"""

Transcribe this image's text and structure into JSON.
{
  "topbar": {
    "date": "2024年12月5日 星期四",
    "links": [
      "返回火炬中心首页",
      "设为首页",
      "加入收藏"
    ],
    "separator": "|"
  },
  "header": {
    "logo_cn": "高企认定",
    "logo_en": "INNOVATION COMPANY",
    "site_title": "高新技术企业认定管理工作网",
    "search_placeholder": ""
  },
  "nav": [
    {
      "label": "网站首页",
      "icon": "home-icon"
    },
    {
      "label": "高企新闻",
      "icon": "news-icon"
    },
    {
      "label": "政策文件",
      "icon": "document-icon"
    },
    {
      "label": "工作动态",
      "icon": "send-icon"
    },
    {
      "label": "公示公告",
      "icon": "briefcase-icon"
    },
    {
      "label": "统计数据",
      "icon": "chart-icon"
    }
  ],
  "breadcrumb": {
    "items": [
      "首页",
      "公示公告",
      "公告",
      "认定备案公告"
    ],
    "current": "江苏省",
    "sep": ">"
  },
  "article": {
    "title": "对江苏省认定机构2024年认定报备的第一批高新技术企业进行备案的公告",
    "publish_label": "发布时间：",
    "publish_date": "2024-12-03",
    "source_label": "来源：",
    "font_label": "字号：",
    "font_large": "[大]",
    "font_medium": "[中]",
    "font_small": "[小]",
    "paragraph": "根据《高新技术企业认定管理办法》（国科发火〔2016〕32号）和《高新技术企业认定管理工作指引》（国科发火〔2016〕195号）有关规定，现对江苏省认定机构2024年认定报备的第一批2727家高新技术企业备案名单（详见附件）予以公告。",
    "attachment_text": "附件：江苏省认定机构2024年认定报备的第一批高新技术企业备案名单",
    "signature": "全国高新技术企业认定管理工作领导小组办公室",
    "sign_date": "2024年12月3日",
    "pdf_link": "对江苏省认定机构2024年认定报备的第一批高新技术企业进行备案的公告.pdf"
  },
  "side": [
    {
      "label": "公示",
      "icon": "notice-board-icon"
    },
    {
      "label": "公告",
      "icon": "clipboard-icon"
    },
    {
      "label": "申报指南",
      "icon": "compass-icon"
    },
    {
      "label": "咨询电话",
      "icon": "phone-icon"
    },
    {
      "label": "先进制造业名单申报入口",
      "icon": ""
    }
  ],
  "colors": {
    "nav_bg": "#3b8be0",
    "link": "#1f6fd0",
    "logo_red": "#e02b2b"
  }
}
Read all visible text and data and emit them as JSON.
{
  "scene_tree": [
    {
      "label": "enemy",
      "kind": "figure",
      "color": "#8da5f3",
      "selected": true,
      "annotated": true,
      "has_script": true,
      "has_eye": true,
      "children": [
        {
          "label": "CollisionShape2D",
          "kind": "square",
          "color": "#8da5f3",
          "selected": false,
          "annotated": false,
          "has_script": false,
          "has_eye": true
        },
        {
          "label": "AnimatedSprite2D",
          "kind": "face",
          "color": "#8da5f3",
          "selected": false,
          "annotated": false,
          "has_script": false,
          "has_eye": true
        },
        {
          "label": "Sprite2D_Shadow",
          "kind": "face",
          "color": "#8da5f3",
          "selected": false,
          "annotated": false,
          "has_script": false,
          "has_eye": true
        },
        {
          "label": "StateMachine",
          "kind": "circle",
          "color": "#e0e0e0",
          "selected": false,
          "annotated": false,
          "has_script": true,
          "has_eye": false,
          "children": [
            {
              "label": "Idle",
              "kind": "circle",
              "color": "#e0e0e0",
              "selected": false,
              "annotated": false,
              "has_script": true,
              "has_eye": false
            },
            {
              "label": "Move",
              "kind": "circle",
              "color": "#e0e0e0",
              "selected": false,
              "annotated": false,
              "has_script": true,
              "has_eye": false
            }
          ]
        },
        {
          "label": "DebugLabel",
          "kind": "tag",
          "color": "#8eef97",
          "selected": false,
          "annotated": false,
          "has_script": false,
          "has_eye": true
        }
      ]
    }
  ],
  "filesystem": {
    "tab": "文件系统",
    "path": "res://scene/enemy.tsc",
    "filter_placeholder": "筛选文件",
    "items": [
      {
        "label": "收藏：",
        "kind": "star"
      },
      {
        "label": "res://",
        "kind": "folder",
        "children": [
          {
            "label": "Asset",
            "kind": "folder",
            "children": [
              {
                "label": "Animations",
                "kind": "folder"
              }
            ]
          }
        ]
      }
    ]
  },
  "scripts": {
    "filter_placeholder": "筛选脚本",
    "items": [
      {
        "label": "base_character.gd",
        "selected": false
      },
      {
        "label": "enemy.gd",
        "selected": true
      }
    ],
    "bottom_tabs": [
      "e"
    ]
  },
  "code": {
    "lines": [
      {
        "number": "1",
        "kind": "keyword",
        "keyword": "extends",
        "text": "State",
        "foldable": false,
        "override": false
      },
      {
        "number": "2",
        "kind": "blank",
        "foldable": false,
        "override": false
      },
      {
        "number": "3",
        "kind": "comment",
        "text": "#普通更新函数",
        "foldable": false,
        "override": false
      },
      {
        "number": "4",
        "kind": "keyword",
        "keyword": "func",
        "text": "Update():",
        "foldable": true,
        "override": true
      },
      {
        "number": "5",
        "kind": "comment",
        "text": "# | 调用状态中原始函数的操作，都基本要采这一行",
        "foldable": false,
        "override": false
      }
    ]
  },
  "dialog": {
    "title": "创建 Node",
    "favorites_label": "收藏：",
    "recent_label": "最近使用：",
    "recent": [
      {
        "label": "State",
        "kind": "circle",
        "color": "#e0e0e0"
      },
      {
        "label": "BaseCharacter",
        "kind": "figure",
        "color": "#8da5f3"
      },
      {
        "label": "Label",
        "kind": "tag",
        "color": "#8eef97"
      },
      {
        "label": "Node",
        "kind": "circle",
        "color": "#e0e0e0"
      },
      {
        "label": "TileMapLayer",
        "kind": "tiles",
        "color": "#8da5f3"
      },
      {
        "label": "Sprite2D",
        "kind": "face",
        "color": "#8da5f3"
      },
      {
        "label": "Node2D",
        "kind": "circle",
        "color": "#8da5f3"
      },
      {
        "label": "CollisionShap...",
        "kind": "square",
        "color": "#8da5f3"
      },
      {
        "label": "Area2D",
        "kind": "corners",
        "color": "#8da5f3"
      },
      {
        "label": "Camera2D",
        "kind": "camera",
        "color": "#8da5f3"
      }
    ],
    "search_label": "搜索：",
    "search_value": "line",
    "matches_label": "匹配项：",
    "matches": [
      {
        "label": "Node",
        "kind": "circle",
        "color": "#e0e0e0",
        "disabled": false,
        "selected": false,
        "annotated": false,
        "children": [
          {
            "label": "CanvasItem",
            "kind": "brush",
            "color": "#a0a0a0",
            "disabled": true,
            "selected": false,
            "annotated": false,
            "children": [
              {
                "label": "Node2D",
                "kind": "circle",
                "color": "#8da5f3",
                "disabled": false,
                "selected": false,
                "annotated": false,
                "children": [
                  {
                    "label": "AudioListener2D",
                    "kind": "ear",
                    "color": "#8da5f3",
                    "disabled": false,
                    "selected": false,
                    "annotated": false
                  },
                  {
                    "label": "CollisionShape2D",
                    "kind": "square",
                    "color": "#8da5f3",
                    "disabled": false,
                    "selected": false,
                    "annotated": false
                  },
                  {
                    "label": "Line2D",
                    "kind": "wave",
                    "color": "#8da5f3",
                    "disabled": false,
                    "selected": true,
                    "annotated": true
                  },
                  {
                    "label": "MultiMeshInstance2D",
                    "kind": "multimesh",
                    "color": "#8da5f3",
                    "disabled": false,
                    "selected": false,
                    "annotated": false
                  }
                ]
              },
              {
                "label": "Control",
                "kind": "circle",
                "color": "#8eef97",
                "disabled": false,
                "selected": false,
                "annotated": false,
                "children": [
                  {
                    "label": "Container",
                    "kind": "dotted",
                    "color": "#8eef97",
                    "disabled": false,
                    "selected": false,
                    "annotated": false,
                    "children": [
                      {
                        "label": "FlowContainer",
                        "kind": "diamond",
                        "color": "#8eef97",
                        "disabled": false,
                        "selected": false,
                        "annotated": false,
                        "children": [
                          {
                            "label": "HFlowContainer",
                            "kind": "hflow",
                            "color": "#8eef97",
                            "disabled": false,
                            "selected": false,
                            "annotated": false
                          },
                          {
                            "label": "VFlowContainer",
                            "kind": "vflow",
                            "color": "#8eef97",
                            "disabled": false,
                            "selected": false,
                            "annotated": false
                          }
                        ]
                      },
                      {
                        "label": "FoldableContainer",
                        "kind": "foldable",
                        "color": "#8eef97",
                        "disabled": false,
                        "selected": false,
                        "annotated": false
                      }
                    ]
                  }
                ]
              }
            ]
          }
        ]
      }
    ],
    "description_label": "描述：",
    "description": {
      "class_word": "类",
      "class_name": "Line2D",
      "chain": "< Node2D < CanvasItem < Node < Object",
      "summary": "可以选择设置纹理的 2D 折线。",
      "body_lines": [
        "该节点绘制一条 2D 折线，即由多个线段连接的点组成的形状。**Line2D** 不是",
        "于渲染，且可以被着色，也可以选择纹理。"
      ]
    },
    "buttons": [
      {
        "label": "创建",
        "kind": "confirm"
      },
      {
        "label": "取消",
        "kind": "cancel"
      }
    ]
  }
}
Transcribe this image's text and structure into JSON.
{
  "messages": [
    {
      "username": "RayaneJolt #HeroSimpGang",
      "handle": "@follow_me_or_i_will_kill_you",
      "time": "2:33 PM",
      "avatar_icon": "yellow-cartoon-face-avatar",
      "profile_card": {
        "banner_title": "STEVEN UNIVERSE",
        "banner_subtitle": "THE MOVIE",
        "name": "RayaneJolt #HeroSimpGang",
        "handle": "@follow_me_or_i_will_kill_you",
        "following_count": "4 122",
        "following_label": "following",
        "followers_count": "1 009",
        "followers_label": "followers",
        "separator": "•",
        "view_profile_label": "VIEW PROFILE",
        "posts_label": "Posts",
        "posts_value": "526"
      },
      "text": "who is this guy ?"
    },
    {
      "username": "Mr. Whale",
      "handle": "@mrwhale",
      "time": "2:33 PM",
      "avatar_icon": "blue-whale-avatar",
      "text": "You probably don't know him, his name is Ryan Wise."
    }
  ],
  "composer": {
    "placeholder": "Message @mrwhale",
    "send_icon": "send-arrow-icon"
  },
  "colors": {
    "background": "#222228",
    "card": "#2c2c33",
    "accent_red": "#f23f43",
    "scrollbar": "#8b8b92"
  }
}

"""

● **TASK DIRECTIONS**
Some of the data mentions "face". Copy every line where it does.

● **OUTPUT BELOW**
          "kind": "face",
          "kind": "face",
        "kind": "face",
      "avatar_icon": "yellow-cartoon-face-avatar",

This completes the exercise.